Friday, October 26, 2012

Cognitive Distortion # 3, Mental Filter

Mental filtering is akin to "discounting the positive" (distortion #4).  Have you ever played a  game and missed a goal you were positioned well for and then kicked yourself mentally for days over that missed shot?  Or sung in a choir and come in loudly a measure too soon in one of the pieces and cringed for weeks afterwards as your mind reviewed it again and again?  Or served as a missionary for a couple of years and, like most young missionaries, made a couple of really bad cultural faux pas in the course of your mission that still come leaping back to the forefront of your mind every time you reflect on your time there?  Or made a presentation where most people responded positively but one person made a mild critique of it and you just can't stop feeling constantly awful about the thing he pointed out?  Or had a medical procedure that was painful and then healed and all you focus on is how horrible the pain was?  I know I have done some of those things.

When you have an experience that has a single negative detail and you dwell on and suffer over that one detail more than any other aspect of that experience you are doing mental filtering.  I do it sometimes. It's hard to get my mind off that one negative.  I think that's partly due to the fact that I, like many people, have grown up in a culture that teaches us to try to eliminate failures and mistakes in our lives, so we tend to notice and focus on them.  However, there is a difference between noticing a mistake enough to change and avoid making it again and focusing on that mistake and beating yourself up about it for days, weeks, months or years afterwards.  The former is being clear-eyed and on the road to improvement.  The latter is called identifying yourself by your errors.  

I think it's clear that identifying someone we know by her errors is one of the heights of disregard and cold-heartedness, that doing so makes it even harder for that person to have hope she can change or live an error down.  We know that for the vast majority of people, including you,  loving-kindness, not error-rehashing, is what enables them to change for the better.  But those of us who wouldn't dream of doing that error-rehashing to others often easily do it to ourselves.

1 comment:

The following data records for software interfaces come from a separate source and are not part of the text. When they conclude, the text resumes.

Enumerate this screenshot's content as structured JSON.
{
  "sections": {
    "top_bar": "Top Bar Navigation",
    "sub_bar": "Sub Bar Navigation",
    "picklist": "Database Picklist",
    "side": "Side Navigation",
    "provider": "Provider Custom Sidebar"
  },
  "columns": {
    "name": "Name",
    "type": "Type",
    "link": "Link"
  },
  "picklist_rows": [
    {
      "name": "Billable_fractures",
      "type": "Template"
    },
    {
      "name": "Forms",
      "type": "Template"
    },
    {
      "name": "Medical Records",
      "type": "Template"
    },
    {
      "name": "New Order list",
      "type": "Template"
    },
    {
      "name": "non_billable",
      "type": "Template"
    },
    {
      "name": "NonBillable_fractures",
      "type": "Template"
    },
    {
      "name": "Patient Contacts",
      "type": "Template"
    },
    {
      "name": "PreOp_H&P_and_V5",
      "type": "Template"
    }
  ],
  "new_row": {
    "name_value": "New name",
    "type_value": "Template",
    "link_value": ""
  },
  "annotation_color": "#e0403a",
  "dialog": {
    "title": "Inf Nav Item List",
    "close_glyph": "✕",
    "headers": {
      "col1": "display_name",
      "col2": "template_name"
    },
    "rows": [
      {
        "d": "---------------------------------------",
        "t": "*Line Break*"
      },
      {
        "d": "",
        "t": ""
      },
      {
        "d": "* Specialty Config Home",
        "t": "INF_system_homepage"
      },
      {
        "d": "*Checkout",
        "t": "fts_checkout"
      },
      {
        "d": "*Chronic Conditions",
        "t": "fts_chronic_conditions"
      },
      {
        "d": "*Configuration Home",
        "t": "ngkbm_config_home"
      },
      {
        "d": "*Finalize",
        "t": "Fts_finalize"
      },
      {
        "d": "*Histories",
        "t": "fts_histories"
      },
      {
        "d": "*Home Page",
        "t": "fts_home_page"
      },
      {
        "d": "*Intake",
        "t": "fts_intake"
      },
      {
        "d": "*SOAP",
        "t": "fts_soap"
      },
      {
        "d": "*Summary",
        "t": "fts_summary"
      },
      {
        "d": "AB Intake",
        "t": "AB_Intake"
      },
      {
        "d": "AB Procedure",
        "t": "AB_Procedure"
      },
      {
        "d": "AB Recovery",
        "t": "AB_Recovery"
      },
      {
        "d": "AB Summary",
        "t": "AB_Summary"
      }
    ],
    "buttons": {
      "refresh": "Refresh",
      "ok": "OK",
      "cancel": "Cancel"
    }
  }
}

BrieAnn said...

I've been enjoying your cognitive distortion series. I picked up David Burns's Feeling Good: The New Mood Therapy from the library today and am looking forward to diving in.